This new collage takes a closer look at the psyche of writer Franz Kafka (1883–1924). But it also connects Kafka’s past to our present. Time to question father-child relationships… According to a report in »Fathers and Their Impact on Children’s Well-Being«: »Even from birth, children who have an involved father are more likely to be emotionally secure, be confident to explore their surroundings, and, as they grow older, have better social connections.« But what if a father is constantly over-challenged? What if he is psychologically unstable, abusive or violent? What if his expectations towards his child are far too high? Kafka suffered many psychosomatic disorders… Having children always will be a great responsibility.
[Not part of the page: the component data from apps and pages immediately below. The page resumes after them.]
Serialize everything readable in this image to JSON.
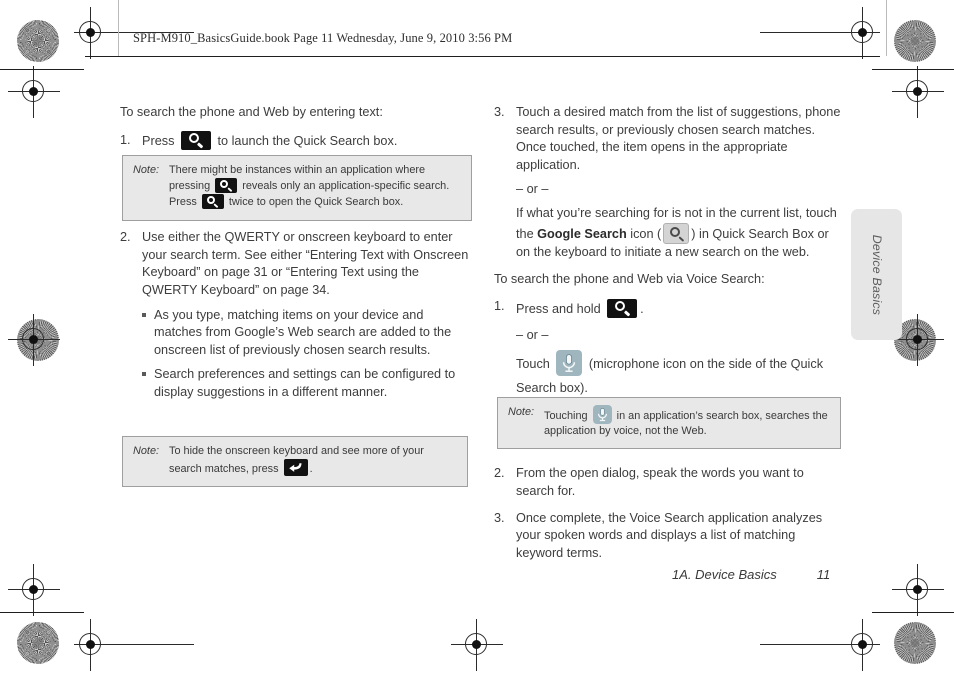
{
  "header": {
    "running_head": "SPH-M910_BasicsGuide.book  Page 11  Wednesday, June 9, 2010  3:56 PM"
  },
  "side_tab": {
    "label": "Device Basics"
  },
  "footer": {
    "section": "1A. Device Basics",
    "page_number": "11"
  },
  "left_column": {
    "lead": "To search the phone and Web by entering text:",
    "step1": {
      "num": "1.",
      "part_a": "Press",
      "part_b": "to launch the Quick Search box.",
      "icon": "search-key-icon"
    },
    "note1": {
      "label": "Note:",
      "part_a": "There might be instances within an application where pressing",
      "part_b": "reveals only an application-specific search. Press",
      "part_c": "twice to open the Quick Search box."
    },
    "step2": {
      "num": "2.",
      "text": "Use either the QWERTY or onscreen keyboard to enter your search term. See either “Entering Text with Onscreen Keyboard” on page 31 or “Entering Text using the QWERTY Keyboard” on page 34.",
      "bullets": [
        "As you type, matching items on your device and matches from Google’s Web search are added to the onscreen list of previously chosen search results.",
        "Search preferences and settings can be configured to display suggestions in a different manner."
      ]
    },
    "note2": {
      "label": "Note:",
      "part_a": "To hide the onscreen keyboard and see more of your search matches, press",
      "part_b": ".",
      "icon": "back-key-icon"
    }
  },
  "right_column": {
    "step3": {
      "num": "3.",
      "text": "Touch a desired match from the list of suggestions, phone search results, or previously chosen search matches. Once touched, the item opens in the appropriate application.",
      "or": "– or –",
      "alt_part_a": "If what you’re searching for is not in the current list, touch the",
      "alt_bold": "Google Search",
      "alt_part_b": "icon (",
      "alt_part_c": ") in Quick Search Box or on the keyboard to initiate a new search on the web.",
      "icon": "google-search-icon"
    },
    "voice_lead": "To search the phone and Web via Voice Search:",
    "vstep1": {
      "num": "1.",
      "part_a": "Press and hold",
      "part_b": ".",
      "or": "– or –",
      "touch_a": "Touch",
      "touch_b": "(microphone icon on the side of the Quick Search box).",
      "icon": "search-key-icon",
      "mic_icon": "microphone-icon"
    },
    "note1": {
      "label": "Note:",
      "part_a": "Touching",
      "part_b": "in an application’s search box, searches the application by voice, not the Web.",
      "icon": "microphone-icon"
    },
    "vstep2": {
      "num": "2.",
      "text": "From the open dialog, speak the words you want to search for."
    },
    "vstep3": {
      "num": "3.",
      "text": "Once complete, the Voice Search application analyzes your spoken words and displays a list of matching keyword terms."
    }
  },
  "colors": {
    "key_black": "#111111",
    "note_background": "#e8e8e8",
    "note_border": "#9f9f9f",
    "side_tab_background": "#e6e6e6",
    "mic_button": "#9fb6bf",
    "google_button": "#d4d4d4",
    "text": "#3d3d3d"
  }
}
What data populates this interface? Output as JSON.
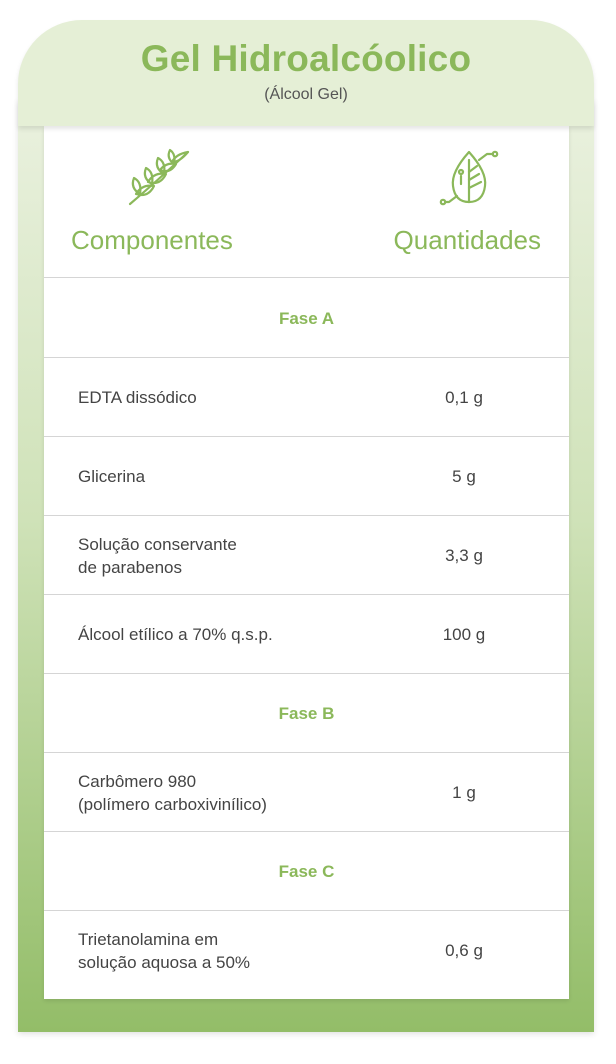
{
  "header": {
    "title": "Gel Hidroalcóolico",
    "subtitle": "(Álcool Gel)"
  },
  "columns": {
    "components": "Componentes",
    "quantities": "Quantidades",
    "components_icon": "leaves-icon",
    "quantities_icon": "eco-leaf-icon"
  },
  "rows": [
    {
      "type": "phase",
      "label": "Fase A"
    },
    {
      "type": "item",
      "name": "EDTA dissódico",
      "qty": "0,1 g"
    },
    {
      "type": "item",
      "name": "Glicerina",
      "qty": "5 g"
    },
    {
      "type": "item",
      "name": "Solução conservante\nde parabenos",
      "qty": "3,3 g"
    },
    {
      "type": "item",
      "name": "Álcool etílico a 70% q.s.p.",
      "qty": "100 g"
    },
    {
      "type": "phase",
      "label": "Fase B"
    },
    {
      "type": "item",
      "name": "Carbômero 980\n(polímero carboxivinílico)",
      "qty": "1 g"
    },
    {
      "type": "phase",
      "label": "Fase C"
    },
    {
      "type": "item",
      "name": "Trietanolamina em\nsolução aquosa a 50%",
      "qty": "0,6 g"
    }
  ],
  "colors": {
    "accent": "#8bb85a",
    "header_bg": "#e5efd6",
    "text": "#444444"
  }
}
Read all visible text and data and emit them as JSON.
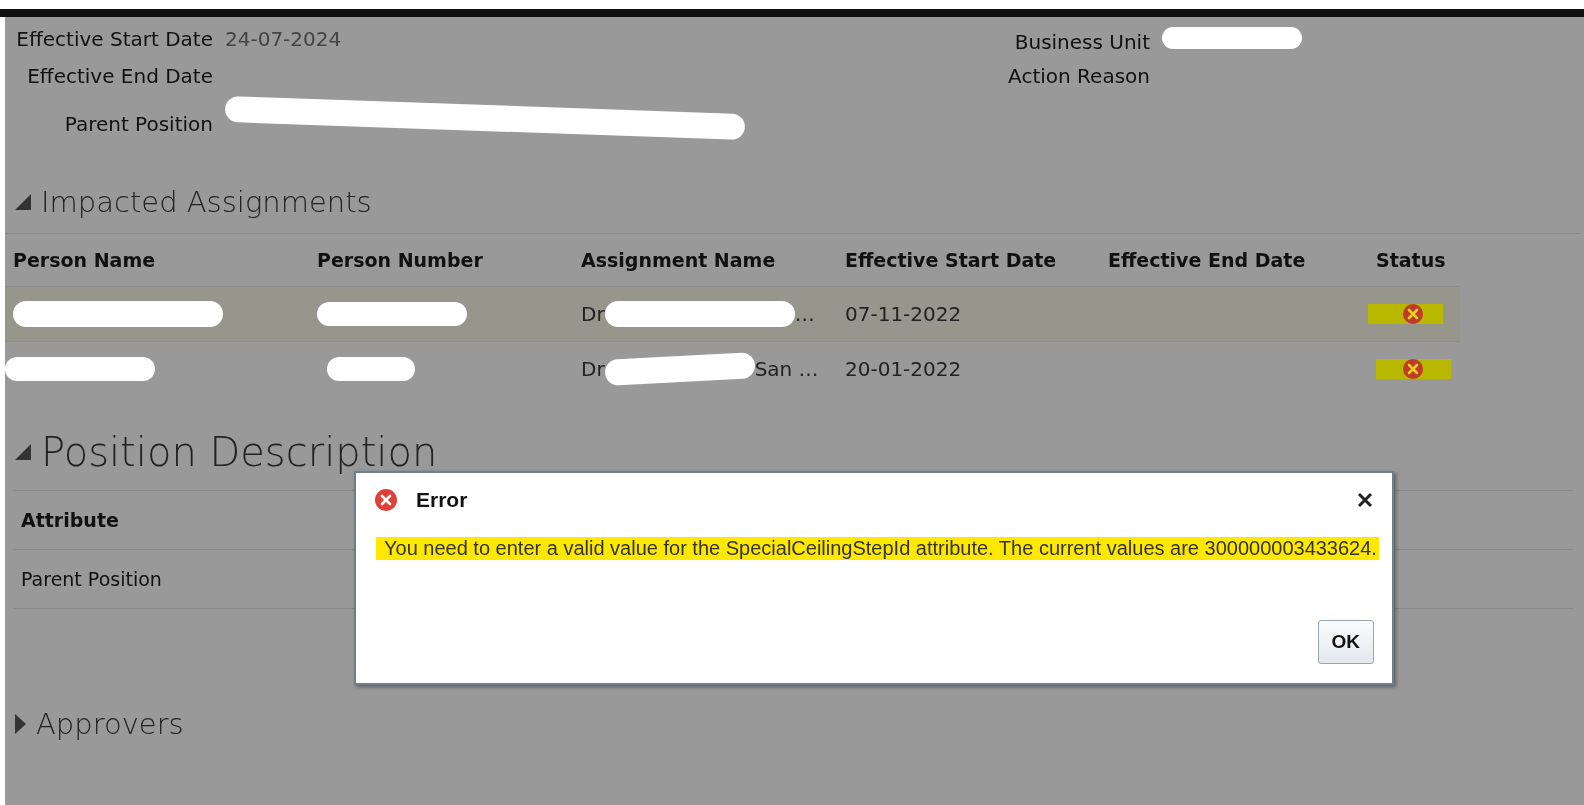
{
  "header": {
    "fields_left": [
      {
        "label": "Effective Start Date",
        "value": "24-07-2024",
        "redacted": false
      },
      {
        "label": "Effective End Date",
        "redacted": false
      },
      {
        "label": "Parent Position",
        "redacted": true
      }
    ],
    "fields_right": [
      {
        "label": "Business Unit",
        "redacted": true
      },
      {
        "label": "Action Reason",
        "redacted": false
      }
    ]
  },
  "impacted_assignments": {
    "title": "Impacted Assignments",
    "expanded": true,
    "columns": [
      "Person Name",
      "Person Number",
      "Assignment Name",
      "Effective Start Date",
      "Effective End Date",
      "Status"
    ],
    "rows": [
      {
        "selected": true,
        "assignment_prefix": "Dr",
        "assignment_suffix": "…",
        "effective_start_date": "07-11-2022",
        "kind": "error"
      },
      {
        "selected": false,
        "assignment_prefix": "Dr",
        "assignment_suffix": "San …",
        "effective_start_date": "20-01-2022",
        "kind": "error"
      }
    ]
  },
  "position_description": {
    "title": "Position Description",
    "expanded": true,
    "rows": [
      {
        "label": "Attribute",
        "kind": "header"
      },
      {
        "label": "Parent Position",
        "kind": "row"
      }
    ]
  },
  "approvers": {
    "title": "Approvers",
    "expanded": false
  },
  "dialog": {
    "title": "Error",
    "message": "You need to enter a valid value for the SpecialCeilingStepId attribute. The current values are 300000003433624.",
    "buttons": [
      "OK"
    ]
  }
}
BOTANIC MIND FERTILIZER:
Franz Kafka’s »Letter to His Father«. Kafka wrote to his father Hermann in November 1919, indicting him for his emotionally abusive and hypocritical behavior towards him. The subjects of the letter include the contrasting characters of father and son, sexuality/marriage and judaism. Kafka hoped the letter would bridge the growing gap between him and his father, though in the letter he provides a sharp criticism of both. Kafka actually gave the letter to his mother to hand on to his father. His mother never delivered the letter but returned it to her son. Kafka’s sisters had to cope with their choleric father as well and weren’t able to help their brother. The father-son relationship also influenced Kafka’s famous novella »The Metamorphosis« (1915).
Emancipate your mind!
THE MIND BOTANIST